Exercise aim
Give the records below again, exactly as they appear.

Exercise materials

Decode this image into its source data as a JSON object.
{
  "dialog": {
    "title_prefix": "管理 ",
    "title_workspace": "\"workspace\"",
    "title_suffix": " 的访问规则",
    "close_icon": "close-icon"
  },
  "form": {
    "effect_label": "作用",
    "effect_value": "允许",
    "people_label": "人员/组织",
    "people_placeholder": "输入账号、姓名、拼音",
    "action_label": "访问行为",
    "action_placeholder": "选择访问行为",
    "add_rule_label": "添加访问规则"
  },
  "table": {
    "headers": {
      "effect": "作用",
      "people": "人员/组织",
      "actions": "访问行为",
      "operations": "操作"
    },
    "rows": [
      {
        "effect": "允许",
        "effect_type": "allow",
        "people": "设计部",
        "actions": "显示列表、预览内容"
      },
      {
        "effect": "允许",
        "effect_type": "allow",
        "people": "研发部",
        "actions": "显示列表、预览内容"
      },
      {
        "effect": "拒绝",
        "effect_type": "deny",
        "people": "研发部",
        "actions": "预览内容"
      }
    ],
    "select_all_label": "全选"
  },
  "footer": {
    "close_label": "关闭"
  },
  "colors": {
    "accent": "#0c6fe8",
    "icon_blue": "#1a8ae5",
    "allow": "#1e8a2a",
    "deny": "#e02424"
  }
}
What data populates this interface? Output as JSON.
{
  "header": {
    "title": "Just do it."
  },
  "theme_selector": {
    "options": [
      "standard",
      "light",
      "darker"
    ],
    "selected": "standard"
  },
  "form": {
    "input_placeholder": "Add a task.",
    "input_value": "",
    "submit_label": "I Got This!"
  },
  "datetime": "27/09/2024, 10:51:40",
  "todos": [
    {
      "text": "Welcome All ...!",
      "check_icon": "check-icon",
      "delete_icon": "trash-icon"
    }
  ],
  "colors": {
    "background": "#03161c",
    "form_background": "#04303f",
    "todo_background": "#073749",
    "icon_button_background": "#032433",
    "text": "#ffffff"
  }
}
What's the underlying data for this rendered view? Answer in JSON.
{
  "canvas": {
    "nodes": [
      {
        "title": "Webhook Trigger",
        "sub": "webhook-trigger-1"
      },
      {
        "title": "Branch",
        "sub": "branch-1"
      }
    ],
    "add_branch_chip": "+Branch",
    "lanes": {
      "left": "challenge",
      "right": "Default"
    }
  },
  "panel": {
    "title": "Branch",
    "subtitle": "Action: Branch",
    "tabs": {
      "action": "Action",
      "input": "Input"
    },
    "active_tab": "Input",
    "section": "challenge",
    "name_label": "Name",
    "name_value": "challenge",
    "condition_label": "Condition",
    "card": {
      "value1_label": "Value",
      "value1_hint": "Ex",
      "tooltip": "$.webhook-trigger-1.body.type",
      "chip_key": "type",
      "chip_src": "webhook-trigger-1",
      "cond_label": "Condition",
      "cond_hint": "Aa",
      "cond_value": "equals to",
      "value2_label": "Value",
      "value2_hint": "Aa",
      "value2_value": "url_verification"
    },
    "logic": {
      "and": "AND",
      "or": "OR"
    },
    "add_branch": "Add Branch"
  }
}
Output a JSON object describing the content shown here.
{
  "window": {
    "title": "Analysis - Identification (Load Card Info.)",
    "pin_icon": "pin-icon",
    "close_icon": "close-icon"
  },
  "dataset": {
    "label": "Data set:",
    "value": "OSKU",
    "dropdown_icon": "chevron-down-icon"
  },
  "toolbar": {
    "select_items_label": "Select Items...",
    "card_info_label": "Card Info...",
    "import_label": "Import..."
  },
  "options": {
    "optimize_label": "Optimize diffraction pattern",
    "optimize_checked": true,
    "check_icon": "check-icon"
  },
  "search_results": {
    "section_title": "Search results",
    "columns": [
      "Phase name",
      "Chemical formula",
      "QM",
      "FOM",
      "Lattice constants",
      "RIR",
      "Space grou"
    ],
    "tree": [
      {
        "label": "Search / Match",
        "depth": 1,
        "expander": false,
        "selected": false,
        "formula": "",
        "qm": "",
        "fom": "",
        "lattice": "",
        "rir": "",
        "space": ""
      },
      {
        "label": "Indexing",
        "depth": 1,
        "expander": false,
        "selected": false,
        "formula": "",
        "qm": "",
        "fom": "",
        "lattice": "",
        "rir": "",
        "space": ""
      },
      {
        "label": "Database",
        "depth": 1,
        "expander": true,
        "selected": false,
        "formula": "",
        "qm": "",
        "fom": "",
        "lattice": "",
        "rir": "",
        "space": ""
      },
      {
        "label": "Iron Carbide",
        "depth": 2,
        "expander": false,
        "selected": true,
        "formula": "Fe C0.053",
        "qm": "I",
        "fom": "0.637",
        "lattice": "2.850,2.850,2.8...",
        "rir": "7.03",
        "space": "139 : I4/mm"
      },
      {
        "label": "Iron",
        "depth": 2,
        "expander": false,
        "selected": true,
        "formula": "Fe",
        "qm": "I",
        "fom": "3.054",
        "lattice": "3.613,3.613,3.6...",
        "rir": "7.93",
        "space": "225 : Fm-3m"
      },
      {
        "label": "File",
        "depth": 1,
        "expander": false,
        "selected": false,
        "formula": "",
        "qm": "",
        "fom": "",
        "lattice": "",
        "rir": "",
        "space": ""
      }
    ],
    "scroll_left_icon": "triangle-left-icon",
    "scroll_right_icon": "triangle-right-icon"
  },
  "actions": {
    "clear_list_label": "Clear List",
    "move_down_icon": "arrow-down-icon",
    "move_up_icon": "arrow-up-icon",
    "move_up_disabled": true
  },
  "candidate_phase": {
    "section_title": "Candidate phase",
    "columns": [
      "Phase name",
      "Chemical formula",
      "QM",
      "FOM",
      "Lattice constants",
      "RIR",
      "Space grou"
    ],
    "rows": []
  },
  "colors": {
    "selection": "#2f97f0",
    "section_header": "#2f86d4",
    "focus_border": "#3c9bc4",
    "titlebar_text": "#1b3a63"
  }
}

Result
Decode this image into its source data as a JSON object.
{
  "dialog": {
    "title_prefix": "管理 ",
    "title_workspace": "\"workspace\"",
    "title_suffix": " 的访问规则",
    "close_icon": "close-icon"
  },
  "form": {
    "effect_label": "作用",
    "effect_value": "允许",
    "people_label": "人员/组织",
    "people_placeholder": "输入账号、姓名、拼音",
    "action_label": "访问行为",
    "action_placeholder": "选择访问行为",
    "add_rule_label": "添加访问规则"
  },
  "table": {
    "headers": {
      "effect": "作用",
      "people": "人员/组织",
      "actions": "访问行为",
      "operations": "操作"
    },
    "rows": [
      {
        "effect": "允许",
        "effect_type": "allow",
        "people": "设计部",
        "actions": "显示列表、预览内容"
      },
      {
        "effect": "允许",
        "effect_type": "allow",
        "people": "研发部",
        "actions": "显示列表、预览内容"
      },
      {
        "effect": "拒绝",
        "effect_type": "deny",
        "people": "研发部",
        "actions": "预览内容"
      }
    ],
    "select_all_label": "全选"
  },
  "footer": {
    "close_label": "关闭"
  },
  "colors": {
    "accent": "#0c6fe8",
    "icon_blue": "#1a8ae5",
    "allow": "#1e8a2a",
    "deny": "#e02424"
  }
}
What data populates this interface? Output as JSON.
{
  "header": {
    "title": "Just do it."
  },
  "theme_selector": {
    "options": [
      "standard",
      "light",
      "darker"
    ],
    "selected": "standard"
  },
  "form": {
    "input_placeholder": "Add a task.",
    "input_value": "",
    "submit_label": "I Got This!"
  },
  "datetime": "27/09/2024, 10:51:40",
  "todos": [
    {
      "text": "Welcome All ...!",
      "check_icon": "check-icon",
      "delete_icon": "trash-icon"
    }
  ],
  "colors": {
    "background": "#03161c",
    "form_background": "#04303f",
    "todo_background": "#073749",
    "icon_button_background": "#032433",
    "text": "#ffffff"
  }
}
What's the underlying data for this rendered view? Answer in JSON.
{
  "canvas": {
    "nodes": [
      {
        "title": "Webhook Trigger",
        "sub": "webhook-trigger-1"
      },
      {
        "title": "Branch",
        "sub": "branch-1"
      }
    ],
    "add_branch_chip": "+Branch",
    "lanes": {
      "left": "challenge",
      "right": "Default"
    }
  },
  "panel": {
    "title": "Branch",
    "subtitle": "Action: Branch",
    "tabs": {
      "action": "Action",
      "input": "Input"
    },
    "active_tab": "Input",
    "section": "challenge",
    "name_label": "Name",
    "name_value": "challenge",
    "condition_label": "Condition",
    "card": {
      "value1_label": "Value",
      "value1_hint": "Ex",
      "tooltip": "$.webhook-trigger-1.body.type",
      "chip_key": "type",
      "chip_src": "webhook-trigger-1",
      "cond_label": "Condition",
      "cond_hint": "Aa",
      "cond_value": "equals to",
      "value2_label": "Value",
      "value2_hint": "Aa",
      "value2_value": "url_verification"
    },
    "logic": {
      "and": "AND",
      "or": "OR"
    },
    "add_branch": "Add Branch"
  }
}
Output a JSON object describing the content shown here.
{
  "window": {
    "title": "Analysis - Identification (Load Card Info.)",
    "pin_icon": "pin-icon",
    "close_icon": "close-icon"
  },
  "dataset": {
    "label": "Data set:",
    "value": "OSKU",
    "dropdown_icon": "chevron-down-icon"
  },
  "toolbar": {
    "select_items_label": "Select Items...",
    "card_info_label": "Card Info...",
    "import_label": "Import..."
  },
  "options": {
    "optimize_label": "Optimize diffraction pattern",
    "optimize_checked": true,
    "check_icon": "check-icon"
  },
  "search_results": {
    "section_title": "Search results",
    "columns": [
      "Phase name",
      "Chemical formula",
      "QM",
      "FOM",
      "Lattice constants",
      "RIR",
      "Space grou"
    ],
    "tree": [
      {
        "label": "Search / Match",
        "depth": 1,
        "expander": false,
        "selected": false,
        "formula": "",
        "qm": "",
        "fom": "",
        "lattice": "",
        "rir": "",
        "space": ""
      },
      {
        "label": "Indexing",
        "depth": 1,
        "expander": false,
        "selected": false,
        "formula": "",
        "qm": "",
        "fom": "",
        "lattice": "",
        "rir": "",
        "space": ""
      },
      {
        "label": "Database",
        "depth": 1,
        "expander": true,
        "selected": false,
        "formula": "",
        "qm": "",
        "fom": "",
        "lattice": "",
        "rir": "",
        "space": ""
      },
      {
        "label": "Iron Carbide",
        "depth": 2,
        "expander": false,
        "selected": true,
        "formula": "Fe C0.053",
        "qm": "I",
        "fom": "0.637",
        "lattice": "2.850,2.850,2.8...",
        "rir": "7.03",
        "space": "139 : I4/mm"
      },
      {
        "label": "Iron",
        "depth": 2,
        "expander": false,
        "selected": true,
        "formula": "Fe",
        "qm": "I",
        "fom": "3.054",
        "lattice": "3.613,3.613,3.6...",
        "rir": "7.93",
        "space": "225 : Fm-3m"
      },
      {
        "label": "File",
        "depth": 1,
        "expander": false,
        "selected": false,
        "formula": "",
        "qm": "",
        "fom": "",
        "lattice": "",
        "rir": "",
        "space": ""
      }
    ],
    "scroll_left_icon": "triangle-left-icon",
    "scroll_right_icon": "triangle-right-icon"
  },
  "actions": {
    "clear_list_label": "Clear List",
    "move_down_icon": "arrow-down-icon",
    "move_up_icon": "arrow-up-icon",
    "move_up_disabled": true
  },
  "candidate_phase": {
    "section_title": "Candidate phase",
    "columns": [
      "Phase name",
      "Chemical formula",
      "QM",
      "FOM",
      "Lattice constants",
      "RIR",
      "Space grou"
    ],
    "rows": []
  },
  "colors": {
    "selection": "#2f97f0",
    "section_header": "#2f86d4",
    "focus_border": "#3c9bc4",
    "titlebar_text": "#1b3a63"
  }
}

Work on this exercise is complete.